In the US, Dr Anderson said, the standard treatment at time of diagnosis is triplet therapy featuring immunomodulatory drugs along with a transplant, followed by maintenance therapy, and if the patient relapses, the receipt of a triplet of novel second-generation agents and possibly a second transplant (provided the individual saw a good benefit from the first transplant).


  1. Cook G, Royle KL, O’Connor S, et al. The impact of cytogenetics on duration of response and overall survival in patients with relapsed multiple myeloma (long-term follow-up results from BSBMT/UKMF Myeloma X Relapse [Intensive]): a randomised, open-label, phase 3 trial [published online February 6, 2019]. Br J Haematol. doi: 10.1111/bjh.15782
  2. Cook G, Williams C, Brown JM, et al. High-dose chemotherapy plus autologous stem-cell transplantation as consolidation therapy in patients with relapsed multiple myeloma after previous autologous stem-cell transplantation (NCRI Myeloma X Relapse [Intensive trial]): a randomised, open-label, phase 3 trial. Lancet Oncol. 2014;15(8):874-885.

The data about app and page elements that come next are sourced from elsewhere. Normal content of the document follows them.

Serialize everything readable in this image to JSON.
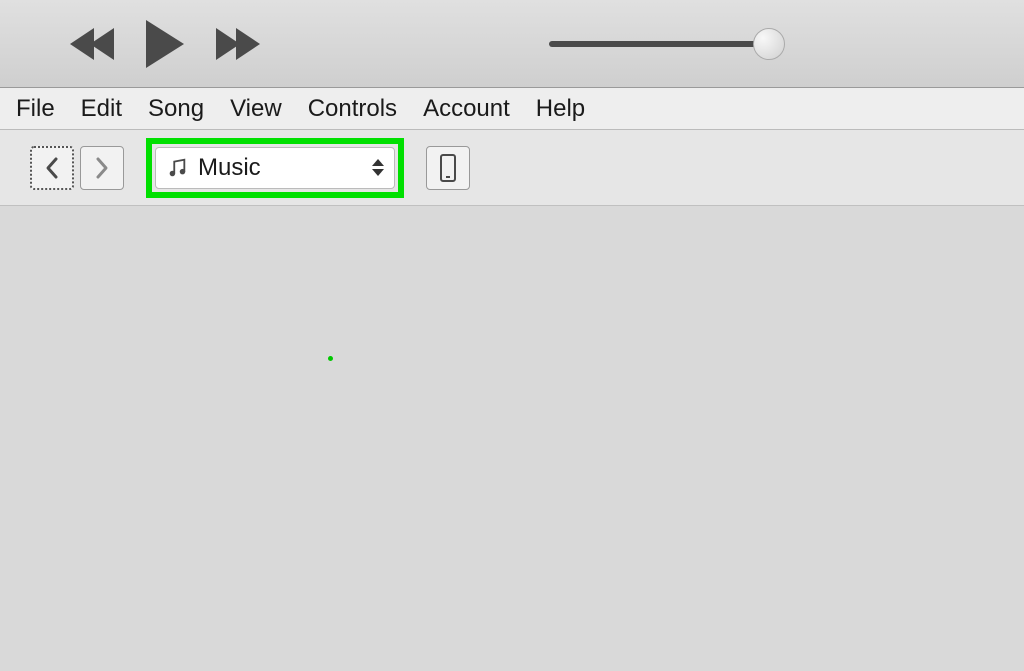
{
  "menu": {
    "file": "File",
    "edit": "Edit",
    "song": "Song",
    "view": "View",
    "controls": "Controls",
    "account": "Account",
    "help": "Help"
  },
  "toolbar": {
    "media_selector_label": "Music"
  }
}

  3. Cook G, Ashcroft AJ, Cairns DA, et al. The effect of salvage autologous stem-cell transplantation on overall survival in patients with relapsed multiple myeloma (final results from BSBMT/UKMF Myeloma X Relapse [Intensive]): a randomised, open-label, phase 3 trial. Lancet Haematol. 2016;3(7):e340-e351.